Powell River Books said...

Hi Dina - Thanks for nice comments on my blog. Archeology must be very interesting around Jerusalem. I have been very interested in the history around our Powell Lake cabin home. It feels like I am stepping back in time when I find an old cabin or a relic on the lake floor. -- Margy

Jennifer in OR said...

Here via Tipper's blog. I love your photographs and I love Israel! My kids got to ride a camel at the county fair a few years ago, and loved it.

Lilli & Nevada said...

what a great critter photo.

Louis la Vache said...

SPECIAL EDITION FOR CHUCK PEFLEY!

D... said...

The camels are lovely. How wonderful jto see them out & about like that. It's a sad shame that the numbers are down to 2,500.

Thank you for visiting my camera critters. I absolutely loved the starfish story you told. You are so right. You might not be able to save everything, but it makes a difference to the ones you do save.

Rambling Round said...

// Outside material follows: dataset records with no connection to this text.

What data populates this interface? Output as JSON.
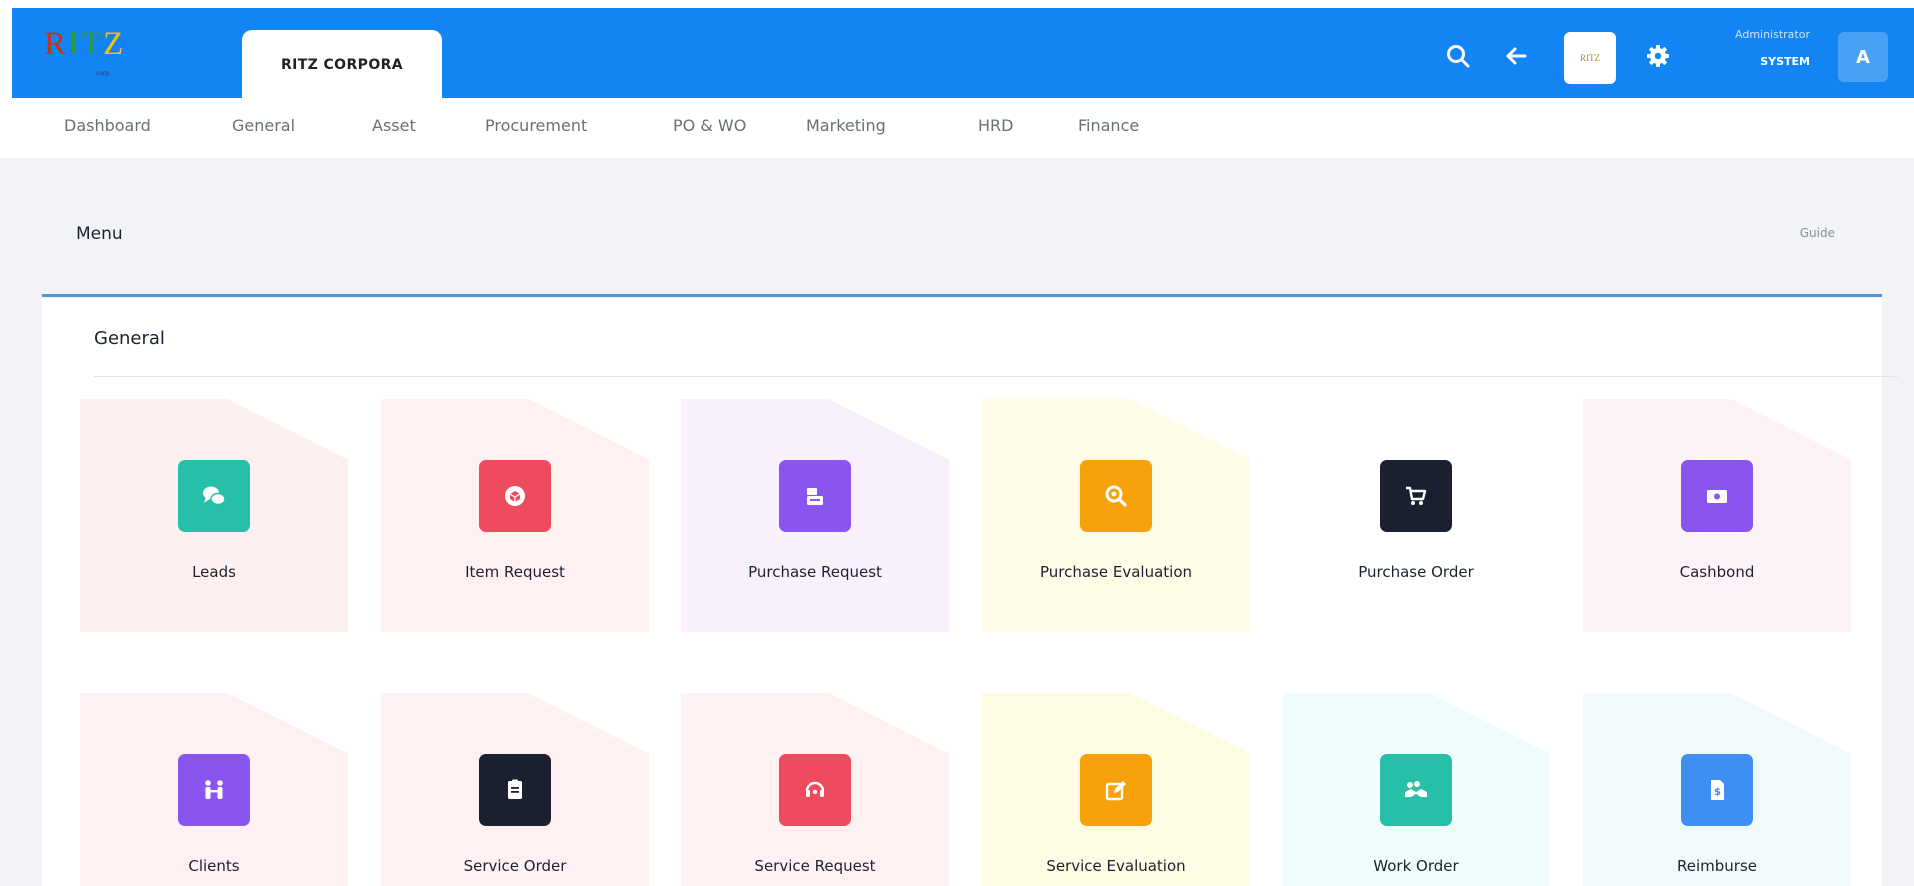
{
  "header": {
    "logo_text": "RITZ",
    "logo_sub": "corp",
    "app_tab": "RITZ CORPORA",
    "thumbnail_text": "RITZ",
    "user": {
      "role": "Administrator",
      "name": "SYSTEM",
      "avatar_initial": "A"
    },
    "icons": [
      "search-icon",
      "back-arrow-icon",
      "gear-icon"
    ],
    "colors": {
      "bar": "#1284f3",
      "avatar": "#47a1f7"
    }
  },
  "nav": {
    "items": [
      {
        "label": "Dashboard"
      },
      {
        "label": "General"
      },
      {
        "label": "Asset"
      },
      {
        "label": "Procurement"
      },
      {
        "label": "PO & WO"
      },
      {
        "label": "Marketing"
      },
      {
        "label": "HRD"
      },
      {
        "label": "Finance"
      }
    ]
  },
  "page": {
    "title": "Menu",
    "guide_label": "Guide",
    "section_title": "General",
    "tiles": [
      {
        "label": "Leads",
        "icon": "chat-bubbles-icon",
        "icon_color": "#27bfa7",
        "tint": "#fff0f0"
      },
      {
        "label": "Item Request",
        "icon": "box-icon",
        "icon_color": "#ef4b5e",
        "tint": "#fff0f1"
      },
      {
        "label": "Purchase Request",
        "icon": "clipboard-icon",
        "icon_color": "#8a55ef",
        "tint": "#f8f1fd"
      },
      {
        "label": "Purchase Evaluation",
        "icon": "magnifier-icon",
        "icon_color": "#f7a20a",
        "tint": "#fefbe6"
      },
      {
        "label": "Purchase Order",
        "icon": "cart-icon",
        "icon_color": "#1b2030",
        "tint": "#ffffff"
      },
      {
        "label": "Cashbond",
        "icon": "money-icon",
        "icon_color": "#8a55ef",
        "tint": "#fcf2f8"
      },
      {
        "label": "Clients",
        "icon": "people-icon",
        "icon_color": "#8a55ef",
        "tint": "#fff0f1"
      },
      {
        "label": "Service Order",
        "icon": "document-icon",
        "icon_color": "#1b2030",
        "tint": "#fff1f2"
      },
      {
        "label": "Service Request",
        "icon": "headset-icon",
        "icon_color": "#ef4b5e",
        "tint": "#fff0f1"
      },
      {
        "label": "Service Evaluation",
        "icon": "edit-icon",
        "icon_color": "#f7a20a",
        "tint": "#fefbe5"
      },
      {
        "label": "Work Order",
        "icon": "handshake-icon",
        "icon_color": "#27bfa7",
        "tint": "#eefcfc"
      },
      {
        "label": "Reimburse",
        "icon": "invoice-icon",
        "icon_color": "#3f8ef2",
        "tint": "#f0fafa"
      }
    ]
  }
}
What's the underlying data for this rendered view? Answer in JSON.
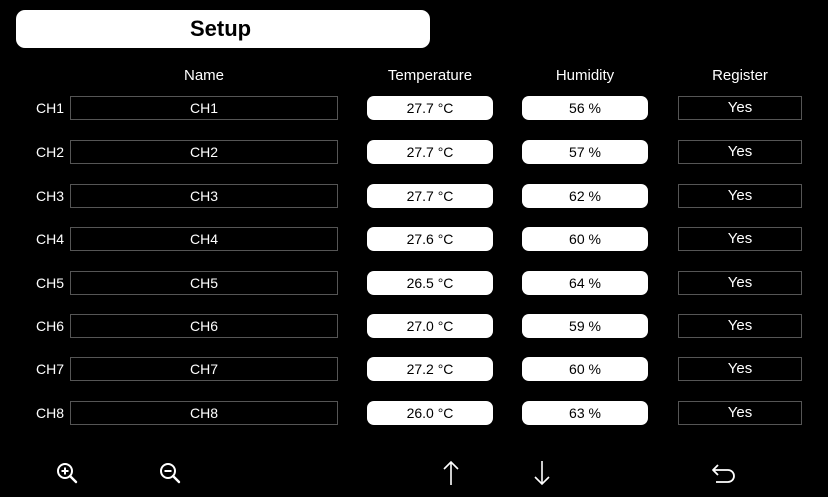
{
  "header": {
    "title": "Setup"
  },
  "columns": {
    "name": "Name",
    "temperature": "Temperature",
    "humidity": "Humidity",
    "register": "Register"
  },
  "rows": [
    {
      "channel": "CH1",
      "name": "CH1",
      "temperature": "27.7 °C",
      "humidity": "56 %",
      "register": "Yes"
    },
    {
      "channel": "CH2",
      "name": "CH2",
      "temperature": "27.7 °C",
      "humidity": "57 %",
      "register": "Yes"
    },
    {
      "channel": "CH3",
      "name": "CH3",
      "temperature": "27.7 °C",
      "humidity": "62 %",
      "register": "Yes"
    },
    {
      "channel": "CH4",
      "name": "CH4",
      "temperature": "27.6 °C",
      "humidity": "60 %",
      "register": "Yes"
    },
    {
      "channel": "CH5",
      "name": "CH5",
      "temperature": "26.5 °C",
      "humidity": "64 %",
      "register": "Yes"
    },
    {
      "channel": "CH6",
      "name": "CH6",
      "temperature": "27.0 °C",
      "humidity": "59 %",
      "register": "Yes"
    },
    {
      "channel": "CH7",
      "name": "CH7",
      "temperature": "27.2 °C",
      "humidity": "60 %",
      "register": "Yes"
    },
    {
      "channel": "CH8",
      "name": "CH8",
      "temperature": "26.0 °C",
      "humidity": "63 %",
      "register": "Yes"
    }
  ],
  "toolbar": {
    "icons": [
      "zoom-in-icon",
      "zoom-out-icon",
      "arrow-up-icon",
      "arrow-down-icon",
      "back-icon"
    ]
  },
  "colors": {
    "background": "#000000",
    "foreground": "#ffffff",
    "field_border": "#555555"
  }
}
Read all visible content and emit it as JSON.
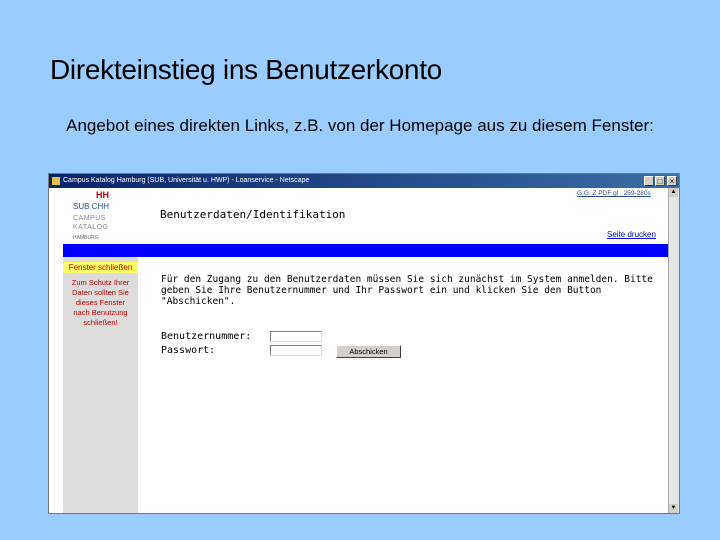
{
  "slide": {
    "title": "Direkteinstieg ins Benutzerkonto",
    "subtitle": "Angebot eines direkten Links, z.B. von der Homepage aus zu diesem Fenster:"
  },
  "browser": {
    "window_title": "Campus Katalog Hamburg (SUB, Universität u. HWP) - Loanservice - Netscape",
    "controls": {
      "minimize": "_",
      "maximize": "□",
      "close": "×"
    }
  },
  "sidebar": {
    "logo_hh": "HH",
    "logo_sub": "SUB   CHH",
    "logo_campus": "CAMPUS\nKATALOG",
    "logo_tiny": "HAMBURG",
    "close_window": "Fenster schließen",
    "close_note": "Zum Schutz Ihrer Daten sollten Sie dieses Fenster nach Benutzung schließen!"
  },
  "page": {
    "top_links": "G.G. Z PDF gl  . 259-280s",
    "heading": "Benutzerdaten/Identifikation",
    "print_link": "Seite drucken",
    "instructions": "Für den Zugang zu den Benutzerdaten müssen Sie sich zunächst im System anmelden. Bitte geben Sie Ihre Benutzernummer und Ihr Passwort ein und klicken Sie den Button \"Abschicken\"."
  },
  "form": {
    "user_label": "Benutzernummer:",
    "user_value": "",
    "password_label": "Passwort:",
    "password_value": "",
    "submit_label": "Abschicken"
  }
}
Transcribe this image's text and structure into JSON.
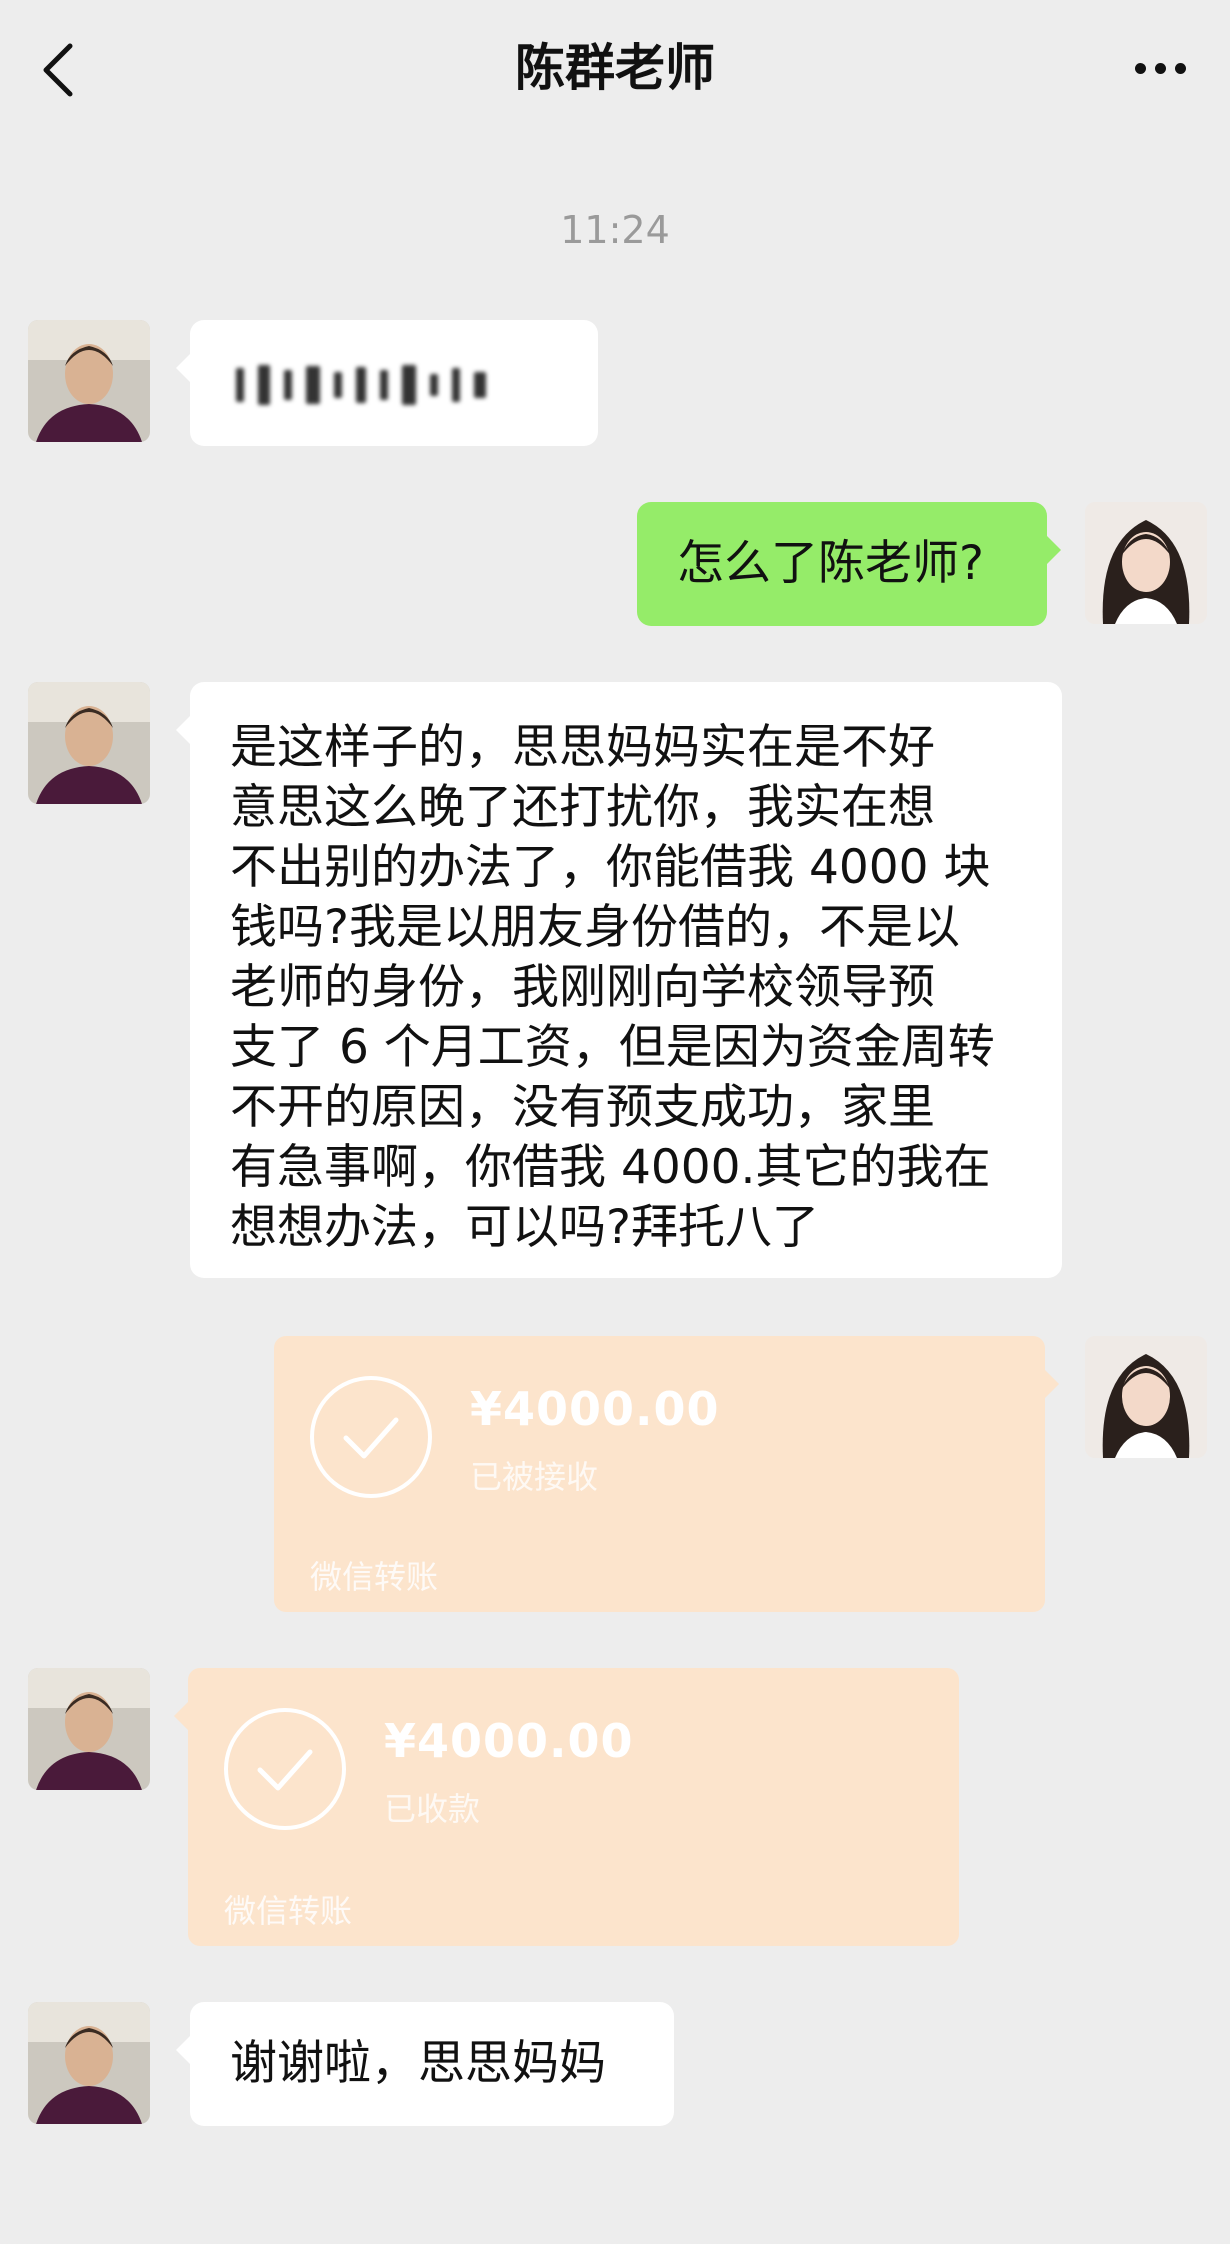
{
  "header": {
    "title": "陈群老师"
  },
  "timestamp": "11:24",
  "messages": {
    "m2": "怎么了陈老师?",
    "m3": [
      "是这样子的，思思妈妈实在是不好",
      "意思这么晚了还打扰你，我实在想",
      "不出别的办法了，你能借我 4000 块",
      "钱吗?我是以朋友身份借的，不是以",
      "老师的身份，我刚刚向学校领导预",
      "支了 6 个月工资，但是因为资金周转",
      "不开的原因，没有预支成功，家里",
      "有急事啊，你借我 4000.其它的我在",
      "想想办法，可以吗?拜托八了"
    ],
    "m6": "谢谢啦，思思妈妈"
  },
  "transfers": [
    {
      "amount": "¥4000.00",
      "status": "已被接收",
      "footer": "微信转账"
    },
    {
      "amount": "¥4000.00",
      "status": "已收款",
      "footer": "微信转账"
    }
  ],
  "icons": {
    "back": "chevron-left-icon",
    "more": "more-dots-icon",
    "check": "check-circle-icon"
  },
  "colors": {
    "background": "#ededed",
    "bubble_sent": "#95ec69",
    "bubble_received": "#ffffff",
    "transfer": "#fce4cc"
  }
}
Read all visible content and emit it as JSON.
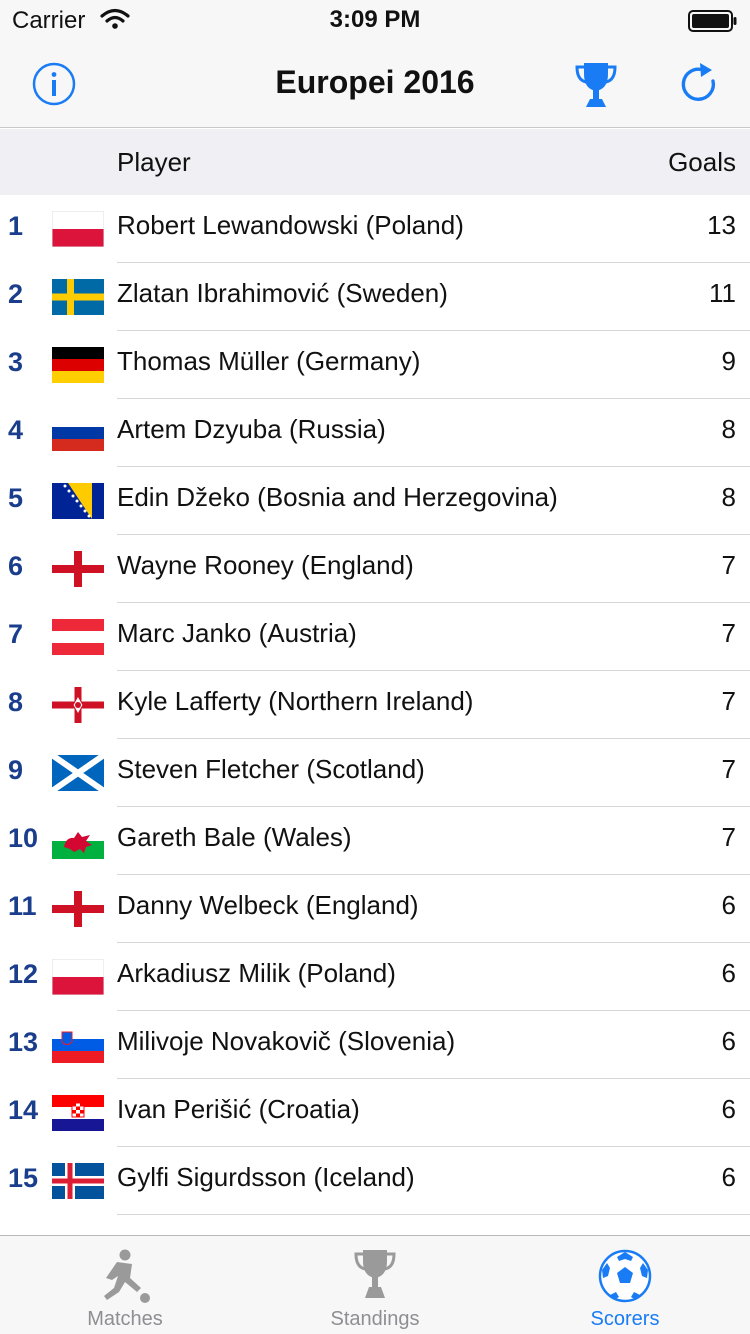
{
  "status": {
    "carrier": "Carrier",
    "time": "3:09 PM"
  },
  "nav": {
    "title": "Europei 2016"
  },
  "header": {
    "player": "Player",
    "goals": "Goals"
  },
  "scorers": [
    {
      "rank": "1",
      "player": "Robert Lewandowski (Poland)",
      "goals": "13",
      "flag": "poland"
    },
    {
      "rank": "2",
      "player": "Zlatan Ibrahimović (Sweden)",
      "goals": "11",
      "flag": "sweden"
    },
    {
      "rank": "3",
      "player": "Thomas Müller (Germany)",
      "goals": "9",
      "flag": "germany"
    },
    {
      "rank": "4",
      "player": "Artem Dzyuba (Russia)",
      "goals": "8",
      "flag": "russia"
    },
    {
      "rank": "5",
      "player": "Edin Džeko (Bosnia and Herzegovina)",
      "goals": "8",
      "flag": "bosnia"
    },
    {
      "rank": "6",
      "player": "Wayne Rooney (England)",
      "goals": "7",
      "flag": "england"
    },
    {
      "rank": "7",
      "player": "Marc Janko (Austria)",
      "goals": "7",
      "flag": "austria"
    },
    {
      "rank": "8",
      "player": "Kyle Lafferty (Northern Ireland)",
      "goals": "7",
      "flag": "northern-ireland"
    },
    {
      "rank": "9",
      "player": "Steven Fletcher (Scotland)",
      "goals": "7",
      "flag": "scotland"
    },
    {
      "rank": "10",
      "player": "Gareth Bale (Wales)",
      "goals": "7",
      "flag": "wales"
    },
    {
      "rank": "11",
      "player": "Danny Welbeck (England)",
      "goals": "6",
      "flag": "england"
    },
    {
      "rank": "12",
      "player": "Arkadiusz Milik (Poland)",
      "goals": "6",
      "flag": "poland"
    },
    {
      "rank": "13",
      "player": "Milivoje Novakovič (Slovenia)",
      "goals": "6",
      "flag": "slovenia"
    },
    {
      "rank": "14",
      "player": "Ivan Perišić (Croatia)",
      "goals": "6",
      "flag": "croatia"
    },
    {
      "rank": "15",
      "player": "Gylfi Sigurdsson (Iceland)",
      "goals": "6",
      "flag": "iceland"
    }
  ],
  "tabs": [
    {
      "label": "Matches",
      "icon": "football-player-icon",
      "active": false
    },
    {
      "label": "Standings",
      "icon": "trophy-icon",
      "active": false
    },
    {
      "label": "Scorers",
      "icon": "soccer-ball-icon",
      "active": true
    }
  ],
  "colors": {
    "accent": "#1a7cf5",
    "rank": "#1a3e8c",
    "inactive": "#8e8e93"
  }
}
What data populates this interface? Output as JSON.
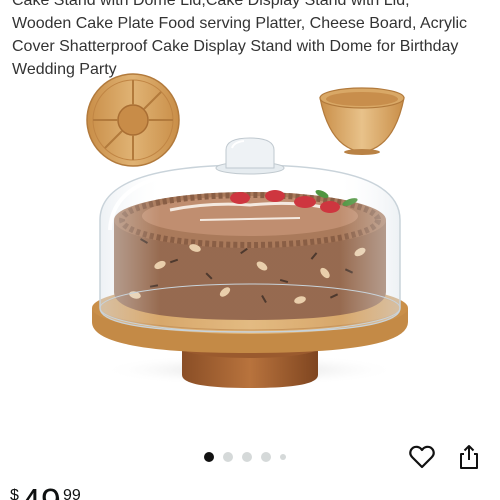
{
  "product": {
    "title_lines": [
      "Cake Stand with Dome Lid,Cake Display Stand with Lid,",
      "Wooden Cake Plate Food serving Platter, Cheese Board, Acrylic",
      "Cover Shatterproof Cake Display Stand with Dome for Birthday",
      "Wedding Party"
    ]
  },
  "gallery": {
    "image_count": 5,
    "active_index": 0
  },
  "actions": {
    "favorite_icon": "heart-outline-icon",
    "share_icon": "share-icon"
  },
  "price": {
    "symbol": "$",
    "whole": "49",
    "fraction": "99"
  },
  "colors": {
    "wood": "#d6a461",
    "cake": "#8b5a3c",
    "active_dot": "#111111",
    "inactive_dot": "#d5d9d9"
  }
}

What a sight! Camels! Looks like they would be fun to ride.

Kay said...

You know, Dina. I'm just not a big fan of riding that camel. I preferred the donkey when we were in Egypt. They're called Ship of the Desert for a reason. I felt like I was getting tossed about like a ship in a storm. The donkey on the other hand just had a mind of its own.

USelaine said...

The article you linked to here was really interesting. So much about camels and culture and adventure.

Marvin said...

A very interesting post and linked article.

Camels were once imported into the American southwest by the army. It was hoped they would be better suited to its arid climate than are horses. I've read that this experiment failed because the camels' hoofs could not hold up to the rocky terrain since they are animals adapted to sandy deserts. However, upon viewing your photo, I see that the Negev is not a sandy desert. Perhaps the army imported the wrong camels. How different American Western movies would be had this experiment succeeded. It's difficult to imagine the cavalry charging into battle with John Wayne leading the charge riding a camel.

the donG said...

looks like the camel needs a weight limit. lol.

Jan said...

We have very few camels in America, now they're just in zoo. In the 1800's, some were imported but I don't think there are any herds left.

MEDITERRANEAN KIWI said...

this is wacky - camels are definitely non-existent in my parts!

Chuck Pefley said...

What a fun post! Camels always appear so wise and patient to me. A different world you live in. Thanks for the glimpse!

reader Wil said...

Camels are fascinating. I remember that when we were on our way from Indonesia to the Netherlands in 1938, we sailed through the Suez Channel. We stayed for a day in Caïro( I think) and I was 4 years old, so I was very impressed by the camels, especially when we started riding on them and when they got up: first with their hindlegs.

Marvin said...

I did see Lawrence of Arabia, way back when it was first released. It must have impressed me greatly because I still remember parts. (I think I've seen at least bits and pieces of T. E. Lawrence's exploits since. My memory may be getting events out of sequence.)

Peter O'Toole is a much better actor than John Wayne ever thought about being. Don't tell anyone I said that. I dare not risk being labeled un-American.

I'm glad you enjoyed poking around Hodgepodgery. My other blog started out general interest but evolved into being mostly about nature. I brought Hodgepodgry out of hibernation so I'd have a place to post my un-natural photos.

Thanks for your visits and comments.

crittoria said...

Camels are so foreign and yet fascinating to me. I would love to see them out grazing, just like our horses do around here!

Salty said...

Great camel shots! I can't say I have ever seen one of these roaming around Pennsylvania :)

I must return when I have more time, your blog is very interesting!
Salty

Kris McCracken said...

I like camels. They have real character. The world would be a better place if people kept camels instead of dogs.

Liz said...

That is a really helpful mnemonic. I will have to remember that.